of British and American names and
counted a word as a noun or name if it was on one of these lists. Of course
this is an estimation because the same word can be a noun in one context and
not in another (think e.g. of
"time flies like an arrow"
where "flies" can be a noun or a verb, depending on the semantics). By using
the symbols from step 3, the character set consists of 69 characters (a-z,
A-Z, 0-9, =, +, |, !, <, >, @). 69 characters yield 6.10 bits of entropy
per character in a uniform distribution, but my script maps each character to
its own entropy, based on the frequency of that charachter in the input text
entropy = 2log(1/frequency)

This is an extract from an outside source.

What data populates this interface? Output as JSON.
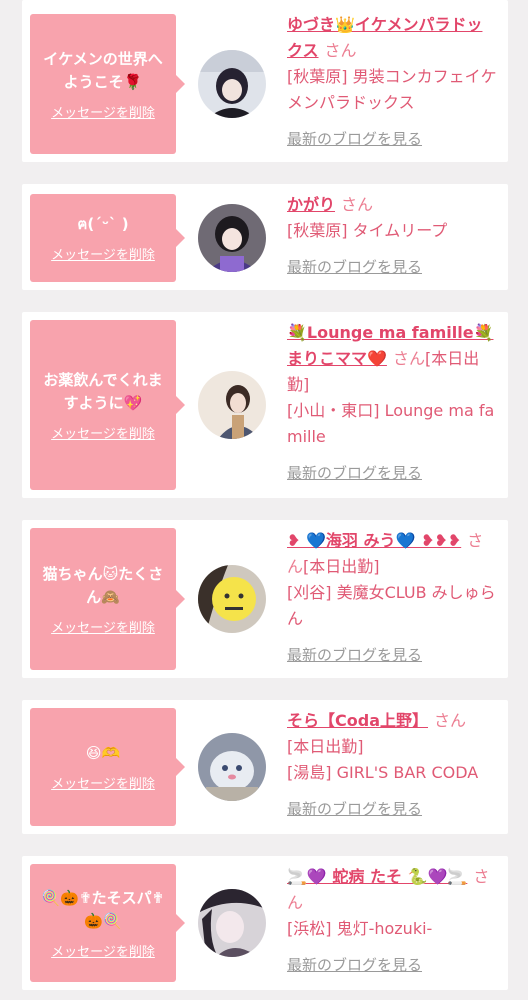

The total entropy of the password is the sum of all these entropy values of the individual characters (see the script output for the frequencies and calculated entropy per character). To wrap your head around the reasoning: suppose one character would be the first character of 50% of all words, then that character should only count for 1 bit of entropy because in each position of the password it would either be present or not with equal probabilities). Using the script output, the "mail" password above is calculated to have 84.1 bits of entropy, about 7.5 bits less than a 15 character full random password on the same character set.

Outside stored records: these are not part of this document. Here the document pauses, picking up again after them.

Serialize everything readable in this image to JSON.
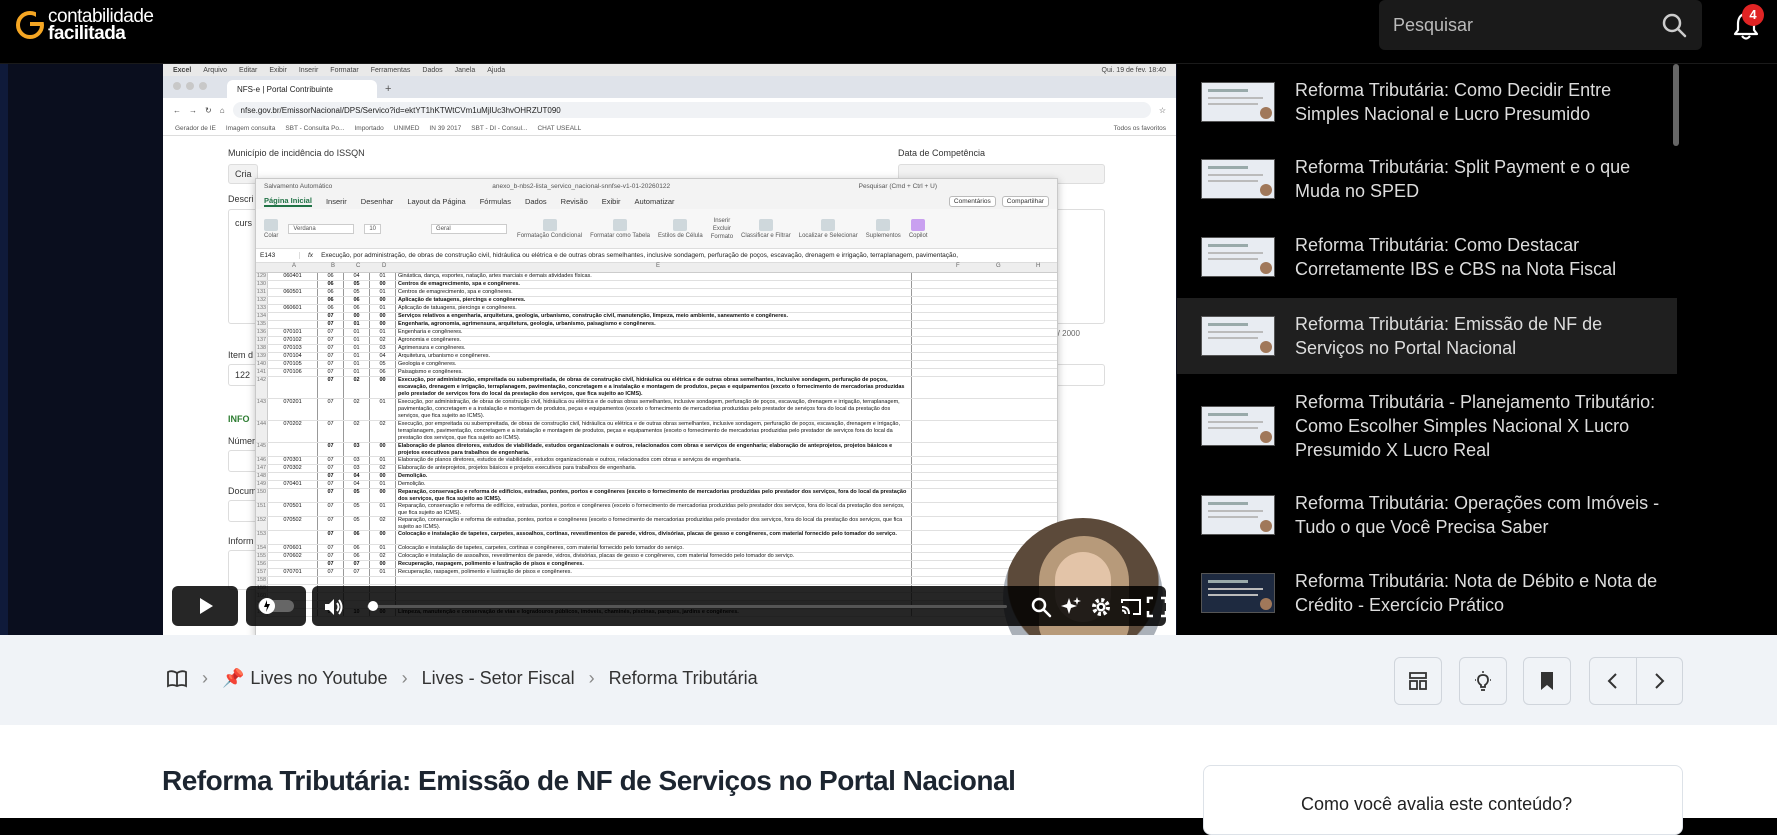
{
  "header": {
    "logo_line1": "contabilidade",
    "logo_line2": "facilitada",
    "search_placeholder": "Pesquisar",
    "notification_count": "4"
  },
  "video": {
    "screen": {
      "mac_menu": [
        "Excel",
        "Arquivo",
        "Editar",
        "Exibir",
        "Inserir",
        "Formatar",
        "Ferramentas",
        "Dados",
        "Janela",
        "Ajuda"
      ],
      "mac_clock": "Qui. 19 de fev. 18:40",
      "browser_tab": "NFS-e | Portal Contribuinte",
      "url": "nfse.gov.br/EmissorNacional/DPS/Servico?id=ektYT1hKTWtCVm1uMjlUc3hvOHRZUT090",
      "bookmarks": [
        "Gerador de IE",
        "Imagem consulta",
        "SBT - Consulta Po...",
        "Importado",
        "UNIMED",
        "IN 39 2017",
        "SBT - DI - Consul...",
        "CHAT USEALL"
      ],
      "bookmarks_right": "Todos os favoritos",
      "form": {
        "municipio_label": "Município de incidência do ISSQN",
        "data_competencia_label": "Data de Competência",
        "criar_prefix": "Cria",
        "descr_label": "Descri",
        "curso_prefix": "curs",
        "chars_counter": "res: 66 / 2000",
        "item_label": "Item d",
        "item_value": "122",
        "info_label": "INFO",
        "numero_label": "Númer",
        "documento_label": "Docum",
        "informacoes_label": "Inform"
      },
      "excel": {
        "title": "anexo_b-nbs2-lista_servico_nacional-snnfse-v1-01-20260122",
        "autosave": "Salvamento Automático",
        "search": "Pesquisar (Cmd + Ctrl + U)",
        "menu": [
          "Página Inicial",
          "Inserir",
          "Desenhar",
          "Layout da Página",
          "Fórmulas",
          "Dados",
          "Revisão",
          "Exibir",
          "Automatizar"
        ],
        "comments_btn": "Comentários",
        "share_btn": "Compartilhar",
        "ribbon": [
          "Colar",
          "Verdana",
          "10",
          "Geral",
          "Formatação Condicional",
          "Formatar como Tabela",
          "Estilos de Célula",
          "Inserir",
          "Excluir",
          "Formato",
          "Classificar e Filtrar",
          "Localizar e Selecionar",
          "Suplementos",
          "Copilot"
        ],
        "cell_ref": "E143",
        "formula": "Execução, por administração, de obras de construção civil, hidráulica ou elétrica e de outras obras semelhantes, inclusive sondagem, perfuração de poços, escavação, drenagem e irrigação, terraplanagem, pavimentação,",
        "columns": [
          "A",
          "B",
          "C",
          "D",
          "E",
          "F",
          "G",
          "H"
        ],
        "rows": [
          {
            "n": "129",
            "a": "060401",
            "b": "06",
            "c": "04",
            "d": "01",
            "e": "Ginástica, dança, esportes, natação, artes marciais e demais atividades físicas.",
            "bold": false
          },
          {
            "n": "130",
            "a": "",
            "b": "06",
            "c": "05",
            "d": "00",
            "e": "Centros de emagrecimento, spa e congêneres.",
            "bold": true
          },
          {
            "n": "131",
            "a": "060501",
            "b": "06",
            "c": "05",
            "d": "01",
            "e": "Centros de emagrecimento, spa e congêneres.",
            "bold": false
          },
          {
            "n": "132",
            "a": "",
            "b": "06",
            "c": "06",
            "d": "00",
            "e": "Aplicação de tatuagens, piercings e congêneres.",
            "bold": true
          },
          {
            "n": "133",
            "a": "060601",
            "b": "06",
            "c": "06",
            "d": "01",
            "e": "Aplicação de tatuagens, piercings e congêneres.",
            "bold": false
          },
          {
            "n": "134",
            "a": "",
            "b": "07",
            "c": "00",
            "d": "00",
            "e": "Serviços relativos a engenharia, arquitetura, geologia, urbanismo, construção civil, manutenção, limpeza, meio ambiente, saneamento e congêneres.",
            "bold": true
          },
          {
            "n": "135",
            "a": "",
            "b": "07",
            "c": "01",
            "d": "00",
            "e": "Engenharia, agronomia, agrimensura, arquitetura, geologia, urbanismo, paisagismo e congêneres.",
            "bold": true
          },
          {
            "n": "136",
            "a": "070101",
            "b": "07",
            "c": "01",
            "d": "01",
            "e": "Engenharia e congêneres.",
            "bold": false
          },
          {
            "n": "137",
            "a": "070102",
            "b": "07",
            "c": "01",
            "d": "02",
            "e": "Agronomia e congêneres.",
            "bold": false
          },
          {
            "n": "138",
            "a": "070103",
            "b": "07",
            "c": "01",
            "d": "03",
            "e": "Agrimensura e congêneres.",
            "bold": false
          },
          {
            "n": "139",
            "a": "070104",
            "b": "07",
            "c": "01",
            "d": "04",
            "e": "Arquitetura, urbanismo e congêneres.",
            "bold": false
          },
          {
            "n": "140",
            "a": "070105",
            "b": "07",
            "c": "01",
            "d": "05",
            "e": "Geologia e congêneres.",
            "bold": false
          },
          {
            "n": "141",
            "a": "070106",
            "b": "07",
            "c": "01",
            "d": "06",
            "e": "Paisagismo e congêneres.",
            "bold": false
          },
          {
            "n": "142",
            "a": "",
            "b": "07",
            "c": "02",
            "d": "00",
            "e": "Execução, por administração, empreitada ou subempreitada, de obras de construção civil, hidráulica ou elétrica e de outras obras semelhantes, inclusive sondagem, perfuração de poços, escavação, drenagem e irrigação, terraplanagem, pavimentação, concretagem e a instalação e montagem de produtos, peças e equipamentos (exceto o fornecimento de mercadorias produzidas pelo prestador de serviços fora do local da prestação dos serviços, que fica sujeito ao ICMS).",
            "bold": true,
            "h": "tall"
          },
          {
            "n": "143",
            "a": "070201",
            "b": "07",
            "c": "02",
            "d": "01",
            "e": "Execução, por administração, de obras de construção civil, hidráulica ou elétrica e de outras obras semelhantes, inclusive sondagem, perfuração de poços, escavação, drenagem e irrigação, terraplanagem, pavimentação, concretagem e a instalação e montagem de produtos, peças e equipamentos (exceto o fornecimento de mercadorias produzidas pelo prestador de serviços fora do local da prestação dos serviços, que fica sujeito ao ICMS).",
            "bold": false,
            "h": "tall"
          },
          {
            "n": "144",
            "a": "070202",
            "b": "07",
            "c": "02",
            "d": "02",
            "e": "Execução, por empreitada ou subempreitada, de obras de construção civil, hidráulica ou elétrica e de outras obras semelhantes, inclusive sondagem, perfuração de poços, escavação, drenagem e irrigação, terraplanagem, pavimentação, concretagem e a instalação e montagem de produtos, peças e equipamentos (exceto o fornecimento de mercadorias produzidas pelo prestador de serviços fora do local da prestação dos serviços, que fica sujeito ao ICMS).",
            "bold": false,
            "h": "tall"
          },
          {
            "n": "145",
            "a": "",
            "b": "07",
            "c": "03",
            "d": "00",
            "e": "Elaboração de planos diretores, estudos de viabilidade, estudos organizacionais e outros, relacionados com obras e serviços de engenharia; elaboração de anteprojetos, projetos básicos e projetos executivos para trabalhos de engenharia.",
            "bold": true,
            "h": "mid"
          },
          {
            "n": "146",
            "a": "070301",
            "b": "07",
            "c": "03",
            "d": "01",
            "e": "Elaboração de planos diretores, estudos de viabilidade, estudos organizacionais e outros, relacionados com obras e serviços de engenharia.",
            "bold": false
          },
          {
            "n": "147",
            "a": "070302",
            "b": "07",
            "c": "03",
            "d": "02",
            "e": "Elaboração de anteprojetos, projetos básicos e projetos executivos para trabalhos de engenharia.",
            "bold": false
          },
          {
            "n": "148",
            "a": "",
            "b": "07",
            "c": "04",
            "d": "00",
            "e": "Demolição.",
            "bold": true
          },
          {
            "n": "149",
            "a": "070401",
            "b": "07",
            "c": "04",
            "d": "01",
            "e": "Demolição.",
            "bold": false
          },
          {
            "n": "150",
            "a": "",
            "b": "07",
            "c": "05",
            "d": "00",
            "e": "Reparação, conservação e reforma de edifícios, estradas, pontes, portos e congêneres (exceto o fornecimento de mercadorias produzidas pelo prestador dos serviços, fora do local da prestação dos serviços, que fica sujeito ao ICMS).",
            "bold": true,
            "h": "mid"
          },
          {
            "n": "151",
            "a": "070501",
            "b": "07",
            "c": "05",
            "d": "01",
            "e": "Reparação, conservação e reforma de edifícios, estradas, pontes, portos e congêneres (exceto o fornecimento de mercadorias produzidas pelo prestador dos serviços, fora do local da prestação dos serviços, que fica sujeito ao ICMS).",
            "bold": false,
            "h": "mid"
          },
          {
            "n": "152",
            "a": "070502",
            "b": "07",
            "c": "05",
            "d": "02",
            "e": "Reparação, conservação e reforma de estradas, pontes, portos e congêneres (exceto o fornecimento de mercadorias produzidas pelo prestador dos serviços, fora do local da prestação dos serviços, que fica sujeito ao ICMS).",
            "bold": false,
            "h": "mid"
          },
          {
            "n": "153",
            "a": "",
            "b": "07",
            "c": "06",
            "d": "00",
            "e": "Colocação e instalação de tapetes, carpetes, assoalhos, cortinas, revestimentos de parede, vidros, divisórias, placas de gesso e congêneres, com material fornecido pelo tomador do serviço.",
            "bold": true,
            "h": "mid"
          },
          {
            "n": "154",
            "a": "070601",
            "b": "07",
            "c": "06",
            "d": "01",
            "e": "Colocação e instalação de tapetes, carpetes, cortinas e congêneres, com material fornecido pelo tomador do serviço.",
            "bold": false
          },
          {
            "n": "155",
            "a": "070602",
            "b": "07",
            "c": "06",
            "d": "02",
            "e": "Colocação e instalação de assoalhos, revestimentos de parede, vidros, divisórias, placas de gesso e congêneres, com material fornecido pelo tomador do serviço.",
            "bold": false
          },
          {
            "n": "156",
            "a": "",
            "b": "07",
            "c": "07",
            "d": "00",
            "e": "Recuperação, raspagem, polimento e lustração de pisos e congêneres.",
            "bold": true
          },
          {
            "n": "157",
            "a": "070701",
            "b": "07",
            "c": "07",
            "d": "01",
            "e": "Recuperação, raspagem, polimento e lustração de pisos e congêneres.",
            "bold": false
          },
          {
            "n": "158",
            "a": "",
            "b": "",
            "c": "",
            "d": "",
            "e": "",
            "bold": false
          },
          {
            "n": "159",
            "a": "",
            "b": "",
            "c": "",
            "d": "",
            "e": "",
            "bold": false
          },
          {
            "n": "160",
            "a": "",
            "b": "",
            "c": "",
            "d": "",
            "e": "",
            "bold": false
          },
          {
            "n": "161",
            "a": "",
            "b": "",
            "c": "",
            "d": "",
            "e": "",
            "bold": false
          },
          {
            "n": "162",
            "a": "",
            "b": "07",
            "c": "10",
            "d": "00",
            "e": "Limpeza, manutenção e conservação de vias e logradouros públicos, imóveis, chaminés, piscinas, parques, jardins e congêneres.",
            "bold": true
          }
        ]
      }
    },
    "progress": 0.01
  },
  "playlist": [
    {
      "title": "Reforma Tributária: Como Decidir Entre Simples Nacional e Lucro Presumido",
      "active": false
    },
    {
      "title": "Reforma Tributária: Split Payment e o que Muda no SPED",
      "active": false
    },
    {
      "title": "Reforma Tributária: Como Destacar Corretamente IBS e CBS na Nota Fiscal",
      "active": false
    },
    {
      "title": "Reforma Tributária: Emissão de NF de Serviços no Portal Nacional",
      "active": true
    },
    {
      "title": "Reforma Tributária - Planejamento Tributário: Como Escolher Simples Nacional X Lucro Presumido X Lucro Real",
      "active": false
    },
    {
      "title": "Reforma Tributária: Operações com Imóveis - Tudo o que Você Precisa Saber",
      "active": false
    },
    {
      "title": "Reforma Tributária: Nota de Débito e Nota de Crédito - Exercício Prático",
      "active": false
    }
  ],
  "breadcrumb": {
    "items": [
      "Lives no Youtube",
      "Lives - Setor Fiscal",
      "Reforma Tributária"
    ],
    "pin_icon": "📌"
  },
  "content": {
    "title": "Reforma Tributária: Emissão de NF de Serviços no Portal Nacional",
    "rating_question": "Como você avalia este conteúdo?"
  },
  "colors": {
    "accent_orange": "#f5a623",
    "badge_red": "#e02424"
  }
}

To brute force a password with 84 bits of entropy which is stored as a simple (single iteration) SHA256 hash, you would need on average 283 SHA256 calculations. To compare, one of the fastest GPU's available, the NVidia GeForce RTX 4090, does SHA256 hashes at a rate of 21975.5 Megahashes per second. Brute forcing such a password with the RTX 4090 would take around 13.8 million years. Even using the fastest Bitcoin miner, the AntMiner S19 XP which can do 140 Terahashes per second, brute forcing would take nearly 2200 years on average. Note that it's a common practice to use many hash iterations on the password with the PBKDF2 key derivation or the iterations in the Unix crypt method (which defaults to 5000 iterations on a SHA2 based password). Using those methods scales the brute forcing time linearly. There are even better key derivation algorithms available (like the memory hard SCrypt and Argon2) but I think the point is made: even with a single SHA256 hash, such a password is secure against any reasonable brute forcing attack while it can still be easily remembered.
Estimation short cuts
Like I said before, the script does a rough estimation and cuts a few corners which might have an effect on the frequencies but I doubt the effect would measure to anything meaningful. First, if a "word" in one of the script inputs was not recognized as an English word or string of digits, it was not counted. This amounted to around 7.1% of my input (think of a "word" like "soon—he" in "likely to vacate it soon—he might have got" in Sense and Sensibility).
Another cut corner is that I did not take likely or unlikely
character sequences into account. These are based on the likeliness of the
sequence of the underlying words. Other words with the same starting characters
may have a different likeliness for their sequence. An example that comes to mind
is that the word "not" (which is mapped to "!") likely follows a word
like "is", "have/has" or "will".
Now let's assume all cut corners would amount to 2 bits fewer on the example password above, which is way more than I can possibly imagine, then divide the 2200 years and 13.8 million years by four. That would still be more than strong enough in my opinion, definately a lot stronger than "correct horse battery staple" and a lot easier to remember.
I hope this system benefits you to be a little safer on the internet, but where possible, use multi-factor authentication and use a password manager to generate random and different passwords for various services and reserve this method for those passwords that cannot or should not be included in the password manager (like the master password for the manager itself).
Table 1: word to symbol mapping
Note: "numeric words" like one, two and ten are written as their numeric values.
Inputs used for the script
The following books were retrieved from Project Gutenberg in text format and fed to the perl script to estimate the English leading character frequencies.
- Alice in Wonderland
- A Room With A View
- Little Women
- Moby Dick
- Sense and Sensibility
- The Enchanted April